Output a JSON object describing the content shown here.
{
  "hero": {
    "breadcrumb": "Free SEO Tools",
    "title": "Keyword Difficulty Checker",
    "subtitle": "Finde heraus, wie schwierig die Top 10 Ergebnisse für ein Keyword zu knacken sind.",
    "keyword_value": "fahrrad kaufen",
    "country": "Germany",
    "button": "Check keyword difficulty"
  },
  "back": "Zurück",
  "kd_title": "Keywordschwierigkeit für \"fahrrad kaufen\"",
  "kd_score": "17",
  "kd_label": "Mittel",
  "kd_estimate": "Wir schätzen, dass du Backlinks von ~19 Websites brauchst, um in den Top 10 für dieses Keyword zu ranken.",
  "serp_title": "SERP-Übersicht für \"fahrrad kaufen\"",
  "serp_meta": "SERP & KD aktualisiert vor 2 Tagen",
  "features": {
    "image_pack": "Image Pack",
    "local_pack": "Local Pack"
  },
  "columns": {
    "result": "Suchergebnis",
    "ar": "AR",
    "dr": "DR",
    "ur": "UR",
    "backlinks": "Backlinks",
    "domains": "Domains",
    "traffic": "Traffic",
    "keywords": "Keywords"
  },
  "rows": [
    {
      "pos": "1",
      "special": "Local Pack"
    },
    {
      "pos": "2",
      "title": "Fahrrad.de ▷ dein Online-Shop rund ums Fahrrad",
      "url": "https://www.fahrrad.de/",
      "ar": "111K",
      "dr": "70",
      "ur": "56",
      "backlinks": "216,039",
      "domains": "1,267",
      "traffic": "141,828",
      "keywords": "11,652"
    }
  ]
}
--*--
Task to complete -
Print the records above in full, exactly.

Response to this exercise -
Output a JSON object describing the content shown here.
{
  "hero": {
    "breadcrumb": "Free SEO Tools",
    "title": "Keyword Difficulty Checker",
    "subtitle": "Finde heraus, wie schwierig die Top 10 Ergebnisse für ein Keyword zu knacken sind.",
    "keyword_value": "fahrrad kaufen",
    "country": "Germany",
    "button": "Check keyword difficulty"
  },
  "back": "Zurück",
  "kd_title": "Keywordschwierigkeit für \"fahrrad kaufen\"",
  "kd_score": "17",
  "kd_label": "Mittel",
  "kd_estimate": "Wir schätzen, dass du Backlinks von ~19 Websites brauchst, um in den Top 10 für dieses Keyword zu ranken.",
  "serp_title": "SERP-Übersicht für \"fahrrad kaufen\"",
  "serp_meta": "SERP & KD aktualisiert vor 2 Tagen",
  "features": {
    "image_pack": "Image Pack",
    "local_pack": "Local Pack"
  },
  "columns": {
    "result": "Suchergebnis",
    "ar": "AR",
    "dr": "DR",
    "ur": "UR",
    "backlinks": "Backlinks",
    "domains": "Domains",
    "traffic": "Traffic",
    "keywords": "Keywords"
  },
  "rows": [
    {
      "pos": "1",
      "special": "Local Pack"
    },
    {
      "pos": "2",
      "title": "Fahrrad.de ▷ dein Online-Shop rund ums Fahrrad",
      "url": "https://www.fahrrad.de/",
      "ar": "111K",
      "dr": "70",
      "ur": "56",
      "backlinks": "216,039",
      "domains": "1,267",
      "traffic": "141,828",
      "keywords": "11,652"
    }
  ]
}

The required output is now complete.